A few years ago I had a personal trainer at the gym. We would go through the exercises and the various pieces of equipment and after each set, he would tell me “Good Job!” After hearing this continuously for an hour… session after session, week after week… I was ready to yell at him STOP TELLING ME GOOD JOB!!!! It could not have been that good of a job every time! I actually asked him once… what was so good about that?
When I think about how I felt after being told ‘good job’ over and over, I reflected on how often we say this to our children. Do they become annoyed like I did or are do they become addicted to it and want to hear it more and more, or do they just tune us out and like so many other things… the more we say it, the less effective it becomes?
Some children are becoming little praise junkies. They are those children who always need to show us what they are doing and creating. They can’t seem to complete any kind of play without calling your name to come and see…. ‘Oh Good Job’. These are the children who are hooked on that attention from adults and we need to cut the praise cord now!
I discuss with my staff and students about changing the way we talk with children.
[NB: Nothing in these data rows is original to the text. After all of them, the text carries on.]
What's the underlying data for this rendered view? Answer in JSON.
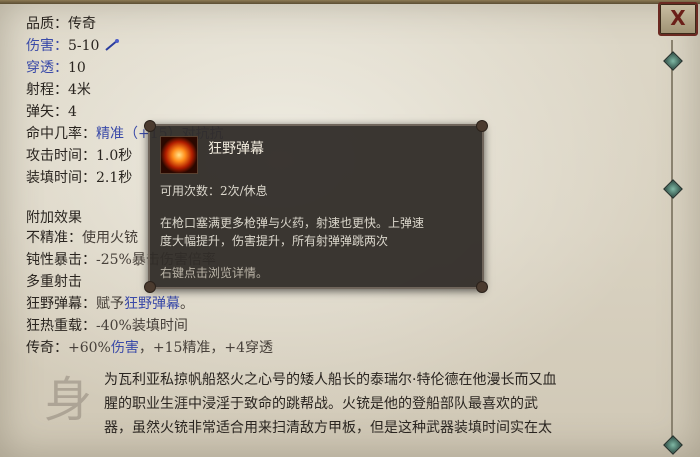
{
  "close_label": "X",
  "stats": {
    "quality": {
      "label": "品质：",
      "value": "传奇"
    },
    "damage": {
      "label": "伤害：",
      "value": "5-10"
    },
    "penetration": {
      "label": "穿透：",
      "value": "10"
    },
    "range": {
      "label": "射程：",
      "value": "4米"
    },
    "ammo": {
      "label": "弹矢：",
      "value": "4"
    },
    "accuracy": {
      "label": "命中几率：",
      "value": "精准（+15）对抗抗"
    },
    "attack_time": {
      "label": "攻击时间：",
      "value": "1.0秒"
    },
    "reload_time": {
      "label": "装填时间：",
      "value": "2.1秒"
    }
  },
  "effects": {
    "heading": "附加效果",
    "imprecise": {
      "label": "不精准：",
      "value": "使用火铳"
    },
    "dull_crit": {
      "label": "钝性暴击：",
      "value": "-25%暴击伤害倍率"
    },
    "multi_shot": {
      "label": "多重射击"
    },
    "wild_barrage": {
      "label": "狂野弹幕：",
      "prefix": "赋予",
      "link": "狂野弹幕",
      "suffix": "。"
    },
    "heavy_load": {
      "label": "狂热重载：",
      "value": "-40%装填时间"
    },
    "legend": {
      "label": "传奇：",
      "p1": "+60%",
      "link": "伤害",
      "p2": "，+15精准，+4穿透"
    }
  },
  "tooltip": {
    "title": "狂野弹幕",
    "uses": "可用次数：2次/休息",
    "desc1": "在枪口塞满更多枪弹与火药，射速也更快。上弹速",
    "desc2": "度大幅提升，伤害提升，所有射弹弹跳两次",
    "hint": "右键点击浏览详情。"
  },
  "bio": {
    "glyph": "身",
    "line1": "为瓦利亚私掠帆船怒火之心号的矮人船长的泰瑞尔·特伦德在他漫长而又血",
    "line2": "腥的职业生涯中浸淫于致命的跳帮战。火铳是他的登船部队最喜欢的武",
    "line3": "器，虽然火铳非常适合用来扫清敌方甲板，但是这种武器装填时间实在太"
  }
}
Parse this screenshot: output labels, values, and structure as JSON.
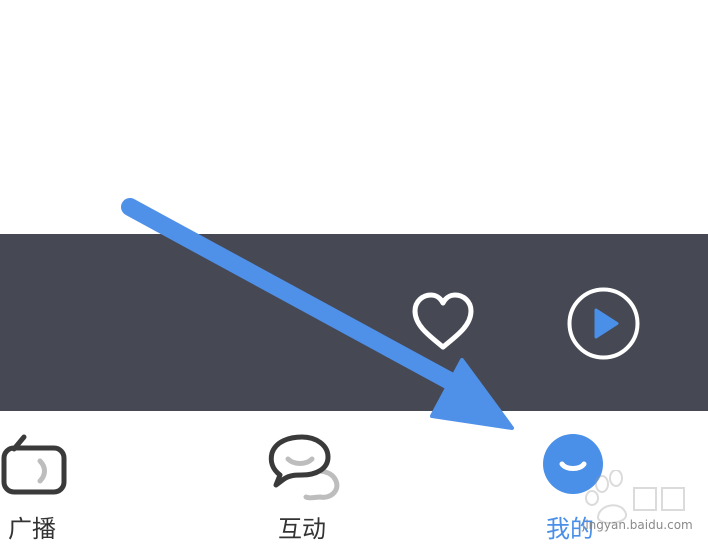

I challenge them and myself to think about what message you are really wanting them to hear. Finding other things to talk to children is my mission! We need to change our words from praise to encouragement.
What’s the difference between praise and encouragement? Praise is the ‘good jobs’, the ‘awesome’s’, all the ‘wonderful’s’ we give children without really seeing what they are doing. They are all the vague, non-descript, blanket statements we so often say. Praise is more focused on the end product and comes from the others. Praise can come in many forms. It can even manifest itself into rewards such as stickers and stars which bring another whole challenge! (but this I shall leave for another time!)
Encouragement is more focused on the effort, the process. It says you noticed and gave credit to how hard I am working on a task even if I can’t complete it or figure it out. Encouragement might even come in the form of a question.
A child cleans up his toys; “Thanks for cleaning up. I really appreciate the help.”
A child puts on her jacket all by herself; “You were able to that all by yourself.”
A child struggles to create a structure with blocks; “I saw you really worked hard on trying to figure out how to make those blocks balance. What ways did you try? Tell me about how you got it to work.”
A child trying to use scissors; “I saw you were very determined to figure out those scissors.”
A child having to wait for a toy; “you were very patient waiting until she was done with that toy. It’s har to wait sometimes.”
Research has proven children who are continuously told what a good job they are doing and how smart they are eventually stop trying. They are scared that they will fail and they will not be seen as smart anymore. Children who are encouraged continue to try new things. To them making mistakes is part of the process and not as failing. (Pink, Daniel, 2009)
The late, great Bev Bos was a true leader in childcare. She was known in her program for giving people a little pinch when she heard them saying ‘good ‘job’ to a child. Now, I would never resort to that but I must admit I do cringe a little inside whenever I hear an adult saying to a child, “good job”.
My challenge to you is to find another way to say good job to a child without actually saying ‘good job’.
The way we talk to children becomes their inner voice.